AAA: Do you ever think you'll set another book in Armonk, or Westchester?
CW: The book that I was mentioning with the boy protagonist, I don't where I would set that. When I write about kids, it's always going back in my own mind to my own childhood so a lot of that does play in Westchester, but it's also my kids’ childhood, which is New York City. It worked well to be an Armonk and a Westchester girl before I hit the wide world. I think for writers, you have to find your voice, and the world is noisy, noisier than ever.
Living in Armonk for me made it easier to hear my own voice. Now, when I walk in Windmill I always think wow, I spent so many hours in that house. It's so fun to be a grown-up in a neighborhood where I was a kid because I had a crush on that boy, and she was my best friend, and I took care of their kids and it's so alive…
I liked Mr. Wollenberg, Byram Hills High School English teacher, may he rest in peace, and Mrs. Goodmen, and there were other teachers who were helpful in Armonk. I got an English prize in eighth grade from Byram Hills and that was gratifying, validating and encouraging. I was lucky to have a pretty darn happy childhood.
When my dad died when I was twenty-five, life took a couple of turns, but I feel lucky that I was a child in Westchester, and a preteen and teen in Armonk. I feel lucky that I'm able to keep the house I grew up in for our family.

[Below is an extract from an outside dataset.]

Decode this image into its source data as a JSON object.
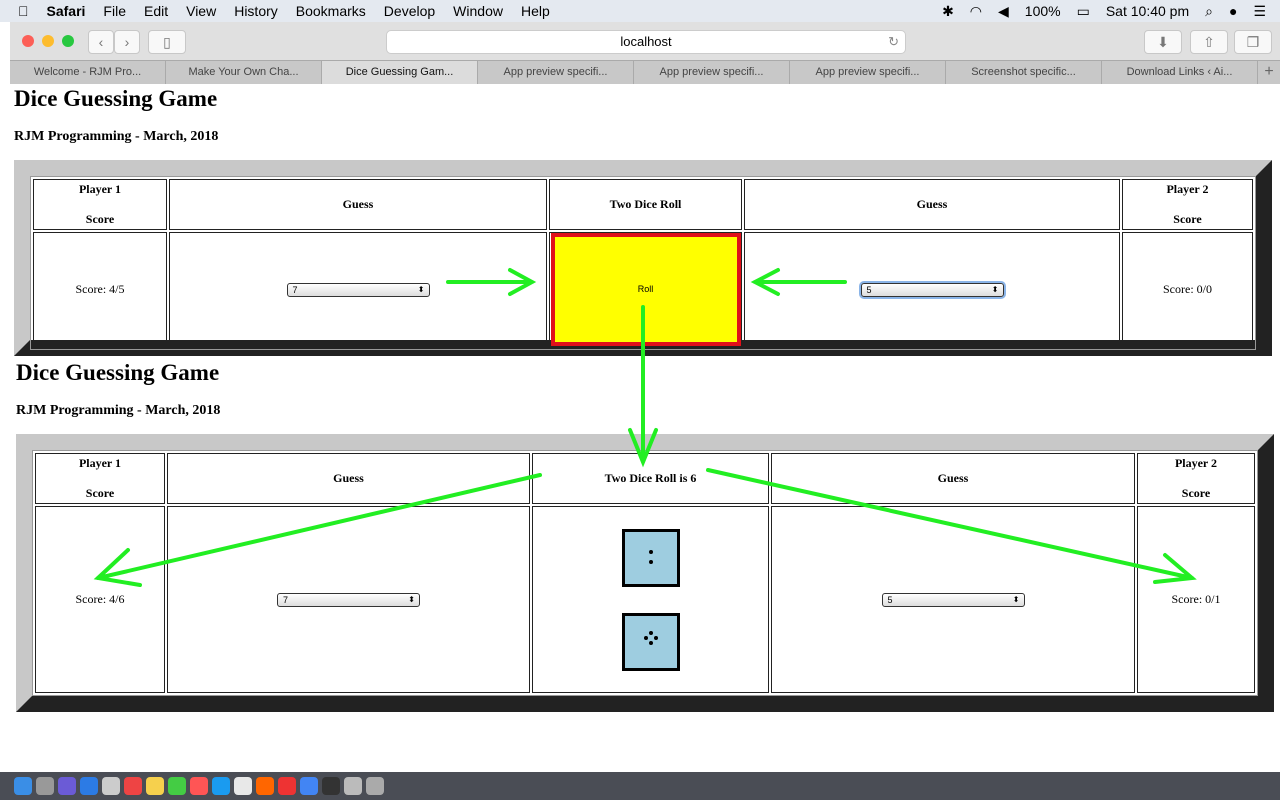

Keep your eyes out for Ava XOX and Speed of Life this year. Go along with Ava and her crazy antics, and hang on for Sofia's life-changing year. I predict you'll enjoy Carol Weston's sparkling wit and depth of emotion.